On May 28, the Consumer Financial Protection Bureau (the "CFPB") finalized important amendments to its ability-to-repay rule. Among other things, the amendments are intended to help small creditors comply with the law and preserve consumer access to credit from such creditors. "Small creditor" is defined in the rule to generally mean a creditor with no more than $2 billion in assets that (along with affiliates) originates no more than 500 first-lien mortgages covered under the ability-to-repay rule per year.
Under the original ability-to-repay rule issued in January of this year, the CFPB authorized certain balloon-payment mortgages to be designated as qualified mortgages if originated and held in portfolio by "small creditors" operating predominantly in rural or underserved areas. The CFPB’s amendments to the January rule make changes to further benefit small creditors as follows:
New Small Creditor Qualified Mortgage

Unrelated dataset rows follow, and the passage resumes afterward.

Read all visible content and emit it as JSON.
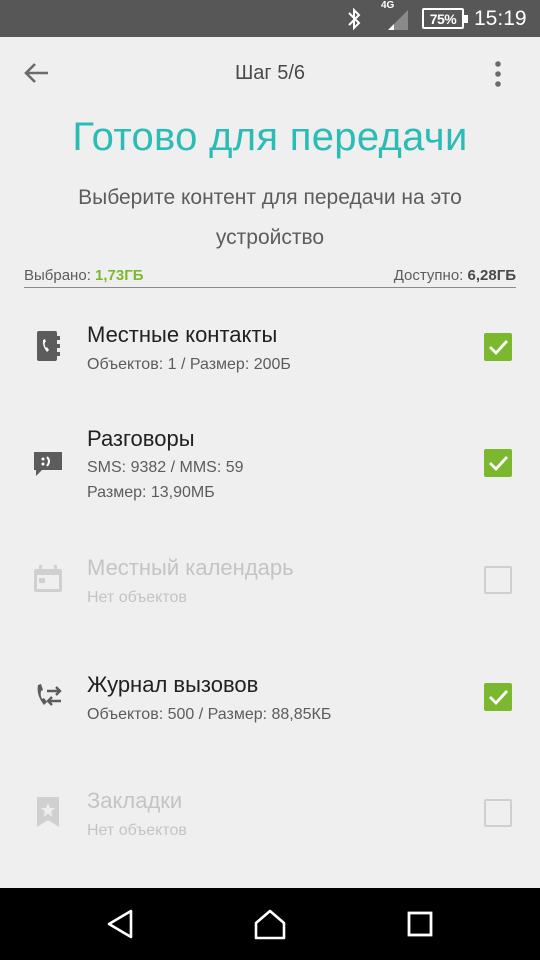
{
  "status_bar": {
    "network": "4G",
    "battery": "75%",
    "time": "15:19"
  },
  "toolbar": {
    "step": "Шаг 5/6"
  },
  "header": {
    "title": "Готово для передачи",
    "subtitle": "Выберите контент для передачи на это устройство"
  },
  "storage": {
    "selected_label": "Выбрано:",
    "selected_value": "1,73ГБ",
    "available_label": "Доступно:",
    "available_value": "6,28ГБ"
  },
  "items": [
    {
      "title": "Местные контакты",
      "sub1": "Объектов: 1 / Размер: 200Б",
      "checked": true,
      "icon": "contacts-icon"
    },
    {
      "title": "Разговоры",
      "sub1": "SMS: 9382 / MMS: 59",
      "sub2": "Размер: 13,90МБ",
      "checked": true,
      "icon": "messages-icon"
    },
    {
      "title": "Местный календарь",
      "sub1": "Нет объектов",
      "checked": false,
      "icon": "calendar-icon"
    },
    {
      "title": "Журнал вызовов",
      "sub1": "Объектов: 500 / Размер: 88,85КБ",
      "checked": true,
      "icon": "call-log-icon"
    },
    {
      "title": "Закладки",
      "sub1": "Нет объектов",
      "checked": false,
      "icon": "bookmark-icon"
    }
  ],
  "colors": {
    "accent": "#2bbcb5",
    "check_green": "#7cb82f"
  }
}
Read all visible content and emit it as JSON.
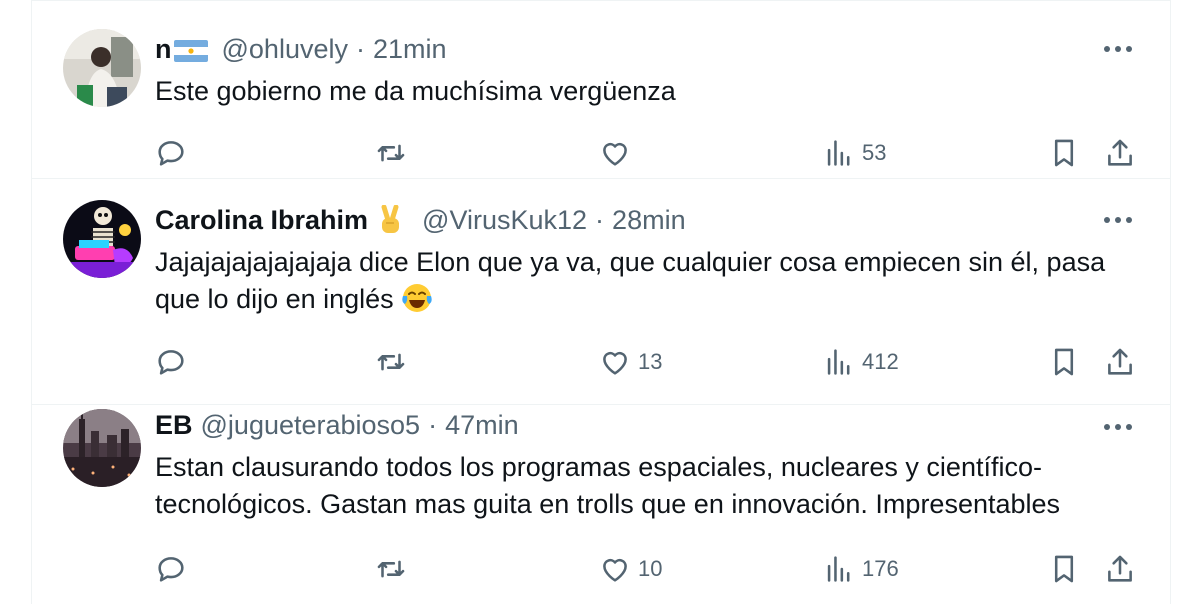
{
  "tweets": [
    {
      "name": "n",
      "handle": "@ohluvely",
      "time": "21min",
      "text": "Este gobierno me da muchísima vergüenza",
      "stats": {
        "replies": "",
        "retweets": "",
        "likes": "",
        "views": "53"
      }
    },
    {
      "name": "Carolina Ibrahim",
      "handle": "@VirusKuk12",
      "time": "28min",
      "text": "Jajajajajajajajaja dice Elon que ya va,  que cualquier cosa empiecen sin él, pasa que lo dijo en inglés",
      "stats": {
        "replies": "",
        "retweets": "",
        "likes": "13",
        "views": "412"
      }
    },
    {
      "name": "EB",
      "handle": "@jugueterabioso5",
      "time": "47min",
      "text": "Estan clausurando todos los programas espaciales, nucleares y científico-tecnológicos. Gastan mas guita en trolls que en innovación. Impresentables",
      "stats": {
        "replies": "",
        "retweets": "",
        "likes": "10",
        "views": "176"
      }
    }
  ],
  "separator": "·",
  "icons": [
    "reply-icon",
    "retweet-icon",
    "like-icon",
    "views-icon",
    "bookmark-icon",
    "share-icon",
    "more-icon",
    "argentina-flag-icon",
    "victory-hand-icon",
    "tears-of-joy-icon"
  ],
  "colors": {
    "text": "#0f1419",
    "secondary": "#536471",
    "border": "#eff3f4"
  }
}
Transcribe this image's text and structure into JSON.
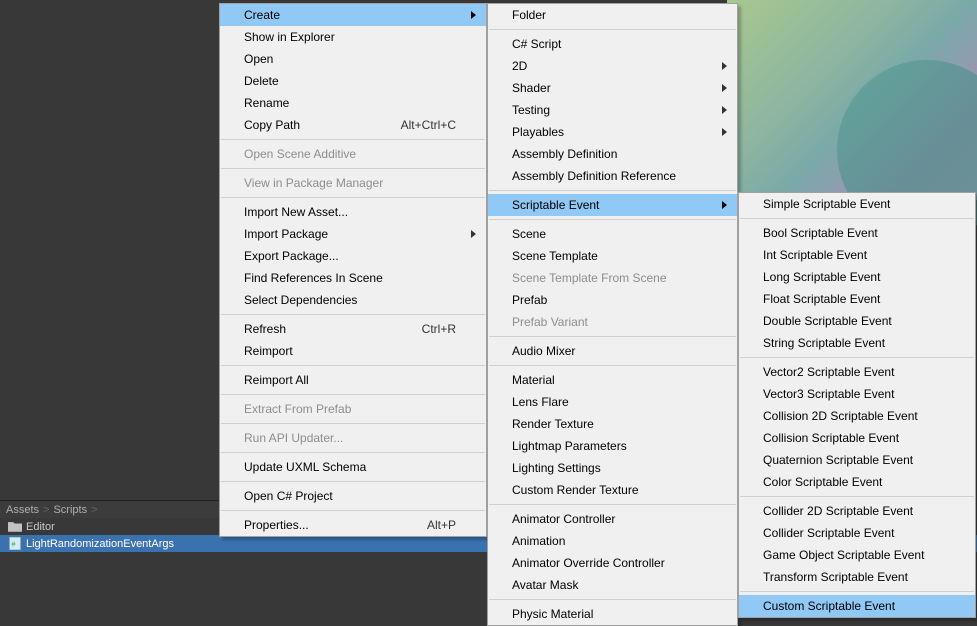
{
  "breadcrumb": {
    "part1": "Assets",
    "part2": "Scripts"
  },
  "project": {
    "folder": "Editor",
    "file": "LightRandomizationEventArgs"
  },
  "menu1": {
    "create": "Create",
    "show_in_explorer": "Show in Explorer",
    "open": "Open",
    "delete": "Delete",
    "rename": "Rename",
    "copy_path": "Copy Path",
    "copy_path_sc": "Alt+Ctrl+C",
    "open_scene_additive": "Open Scene Additive",
    "view_in_pkg": "View in Package Manager",
    "import_new_asset": "Import New Asset...",
    "import_package": "Import Package",
    "export_package": "Export Package...",
    "find_refs": "Find References In Scene",
    "select_deps": "Select Dependencies",
    "refresh": "Refresh",
    "refresh_sc": "Ctrl+R",
    "reimport": "Reimport",
    "reimport_all": "Reimport All",
    "extract_prefab": "Extract From Prefab",
    "run_api": "Run API Updater...",
    "update_uxml": "Update UXML Schema",
    "open_cs_project": "Open C# Project",
    "properties": "Properties...",
    "properties_sc": "Alt+P"
  },
  "menu2": {
    "folder": "Folder",
    "cs_script": "C# Script",
    "two_d": "2D",
    "shader": "Shader",
    "testing": "Testing",
    "playables": "Playables",
    "asm_def": "Assembly Definition",
    "asm_def_ref": "Assembly Definition Reference",
    "scriptable_event": "Scriptable Event",
    "scene": "Scene",
    "scene_template": "Scene Template",
    "scene_template_from": "Scene Template From Scene",
    "prefab": "Prefab",
    "prefab_variant": "Prefab Variant",
    "audio_mixer": "Audio Mixer",
    "material": "Material",
    "lens_flare": "Lens Flare",
    "render_texture": "Render Texture",
    "lightmap_params": "Lightmap Parameters",
    "lighting_settings": "Lighting Settings",
    "custom_render_texture": "Custom Render Texture",
    "animator_controller": "Animator Controller",
    "animation": "Animation",
    "animator_override": "Animator Override Controller",
    "avatar_mask": "Avatar Mask",
    "physic_material": "Physic Material"
  },
  "menu3": {
    "simple": "Simple Scriptable Event",
    "bool": "Bool Scriptable Event",
    "int": "Int Scriptable Event",
    "long": "Long Scriptable Event",
    "float": "Float Scriptable Event",
    "double": "Double Scriptable Event",
    "string": "String Scriptable Event",
    "vector2": "Vector2 Scriptable Event",
    "vector3": "Vector3 Scriptable Event",
    "collision2d": "Collision 2D Scriptable Event",
    "collision": "Collision Scriptable Event",
    "quaternion": "Quaternion Scriptable Event",
    "color": "Color Scriptable Event",
    "collider2d": "Collider 2D Scriptable Event",
    "collider": "Collider Scriptable Event",
    "game_object": "Game Object Scriptable Event",
    "transform": "Transform Scriptable Event",
    "custom": "Custom Scriptable Event"
  }
}
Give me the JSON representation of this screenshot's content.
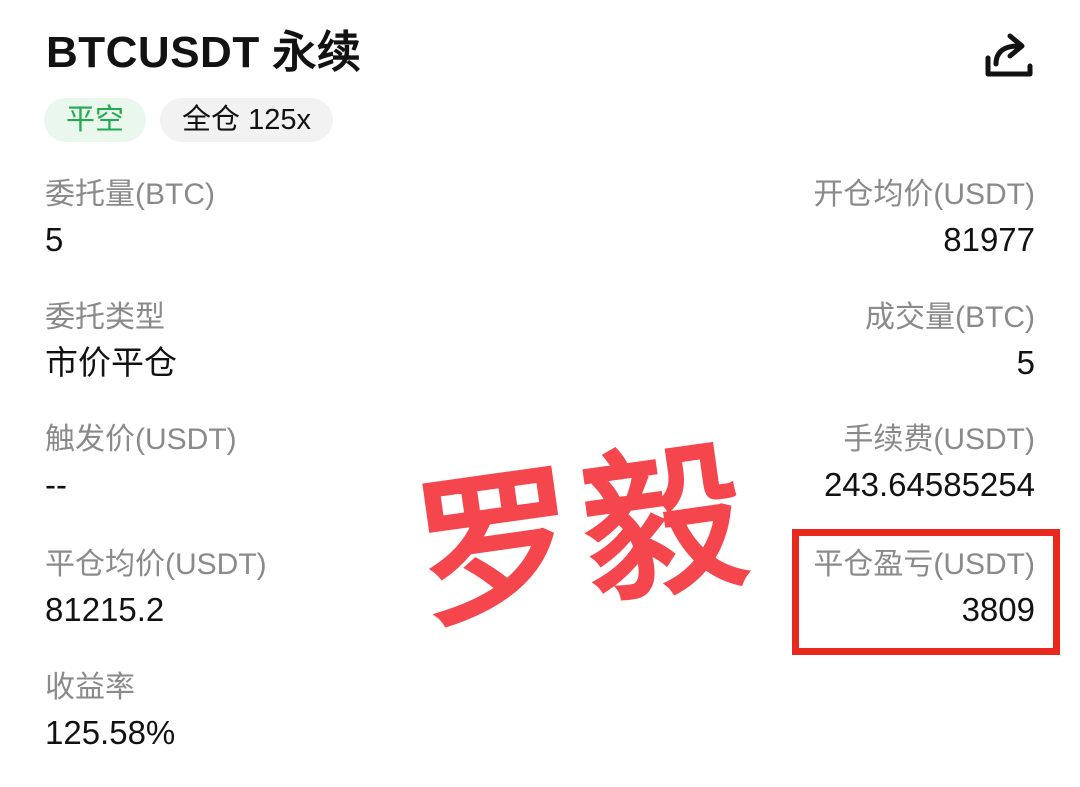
{
  "header": {
    "title": "BTCUSDT 永续",
    "share_icon": "share-icon"
  },
  "badges": {
    "side": "平空",
    "margin": "全仓 125x"
  },
  "fields": {
    "order_qty": {
      "label": "委托量(BTC)",
      "value": "5"
    },
    "open_price": {
      "label": "开仓均价(USDT)",
      "value": "81977"
    },
    "order_type": {
      "label": "委托类型",
      "value": "市价平仓"
    },
    "filled_qty": {
      "label": "成交量(BTC)",
      "value": "5"
    },
    "trigger_price": {
      "label": "触发价(USDT)",
      "value": "--"
    },
    "fee": {
      "label": "手续费(USDT)",
      "value": "243.64585254"
    },
    "close_price": {
      "label": "平仓均价(USDT)",
      "value": "81215.2"
    },
    "close_pnl": {
      "label": "平仓盈亏(USDT)",
      "value": "3809"
    },
    "roi": {
      "label": "收益率",
      "value": "125.58%"
    }
  },
  "overlay": {
    "watermark_text": "罗毅",
    "watermark_color": "#f6464d",
    "highlight_color": "#e8281c"
  },
  "colors": {
    "accent_green": "#1fab4e",
    "text_primary": "#121212",
    "text_secondary": "#8a8a8a"
  }
}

The final rule adopts a fourth category of qualified mortgages for loans originated and held in portfolio for at least three years by small creditors (subject to certain limited exceptions). This provision applies to small creditors even if they do not operate predominantly in rural or underserved areas. These loans are not subject to the debt-to-income ratio limit (i.e., no greater than 43 percent) under the general qualified mortgage definition. However, such loans must meet the general restrictions on qualified mortgages with respect to loan features and points and fees, and small creditors will still need to evaluate a consumer’s debt-to-income ratio or residual income.
Safe Harbor Protection for More Small Creditor Mortgage Loans
The final rule raises the "safe harbor" threshold for certain qualified mortgages made by small creditors. For balloon loans and portfolio loans that are qualified mortgages, the threshold separating those loans that receive a safe harbor as opposed to those that merely receive a rebuttable presumption of compliance is raised from 1.5 percent above the average prime offer rate (the "APOR") to 3.5 percent above the APOR.
Transition Period for Balloon Loans
The final rule provides for a two-year transition period during which balloon loans made by small creditors may meet the qualified mortgage requirements. In particular, for two years from the effective date of the final rule, small creditors that do not operate predominantly in rural or underserved areas can offer balloon-payment qualified mortgage loans if they hold them in portfolio. During this two-year period, the CFPB intends to study whether the definitions of "rural" or "underserved" should be adjusted and to work with small creditors to transition to other products, such as adjustable-rate mortgages, that satisfy other qualified mortgage definitions.
While these changes represent progress for community banks and credit unions, there are legitimate concerns that they do not go far enough. Of particular note, many community banks and credit unions have more than $2 billion in assets, or make more than 500 first-lien covered mortgages per year, or both, and will thus not get any benefit from these changes. Industry representatives will undoubtedly seek further easing of the ability-to-repay requirements to help smaller institutions.
The final rule is effective January 10, 2014.